Are our schools using a 'one size fits all' approach to teaching our children? If they are, its no wonder that lots of children drop out or lose confidence in themselves. Those are the children who are not being taught in a way that helps them learn.

On a positive note, Max (4 yr old superhero in the making) managed to get into 'silver' today, which means he was very good! If you know Max, that was a lovely surprise for me, bearing in the mind that last week he got into 'red' (very very bad) for strangling someone in the playground...... I blame the parents!

I have been awake in the night (not unusual in my house) worrying about upsetting teachers. I thought I should add that I have had very good experiences of teachers and think they work very hard and do a good job with the 'system' they have to work under. Don't all write in defending yourselves because I genuinely like you!!

1 comment:

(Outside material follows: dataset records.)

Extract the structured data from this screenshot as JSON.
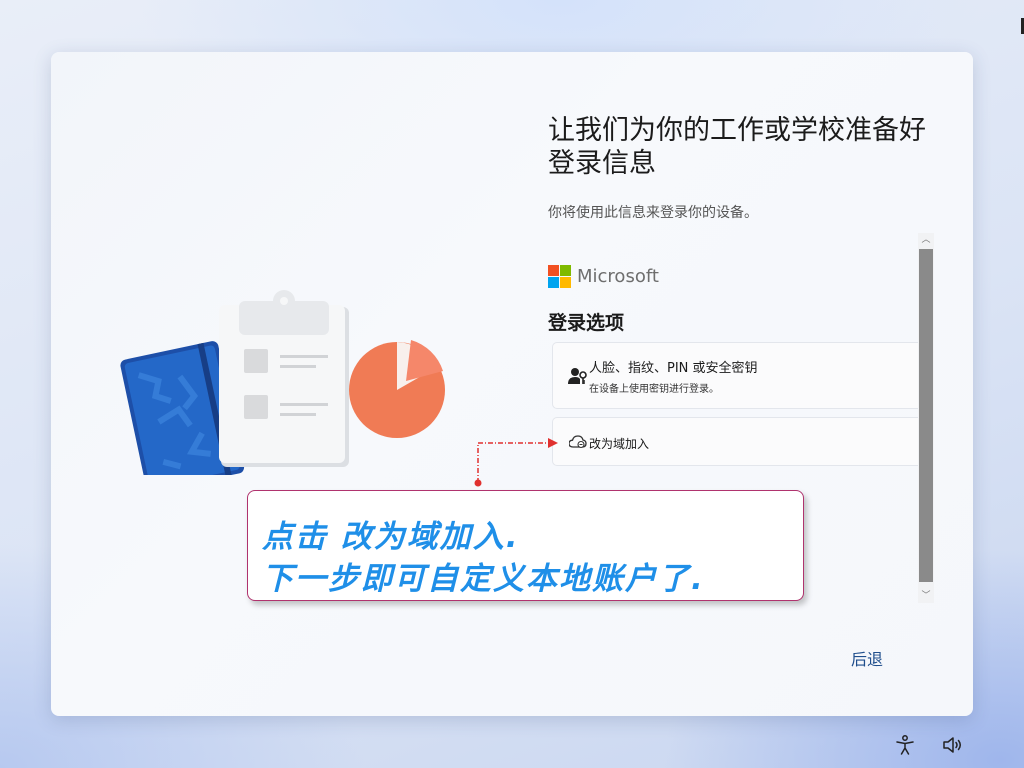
{
  "window": {
    "heading": "让我们为你的工作或学校准备好登录信息",
    "subtitle": "你将使用此信息来登录你的设备。"
  },
  "brand": {
    "name": "Microsoft",
    "logo_colors": [
      "#f25022",
      "#7fba00",
      "#00a4ef",
      "#ffb900"
    ]
  },
  "sign_in": {
    "section_title": "登录选项",
    "options": [
      {
        "icon": "person-key-icon",
        "title": "人脸、指纹、PIN 或安全密钥",
        "description": "在设备上使用密钥进行登录。"
      },
      {
        "icon": "cloud-domain-icon",
        "title": "改为域加入"
      }
    ]
  },
  "footer": {
    "back_label": "后退"
  },
  "annotation": {
    "line1": "点击 改为域加入.",
    "line2": "下一步即可自定义本地账户了.",
    "text_color": "#1f8fe8",
    "border_color": "#b0336e",
    "arrow_color": "#e0312f"
  },
  "taskbar": {
    "icons": [
      "accessibility-icon",
      "volume-icon"
    ]
  },
  "colors": {
    "accent": "#1f4e8c"
  }
}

babyboys said...

come on , i'm waiting for the next installment! x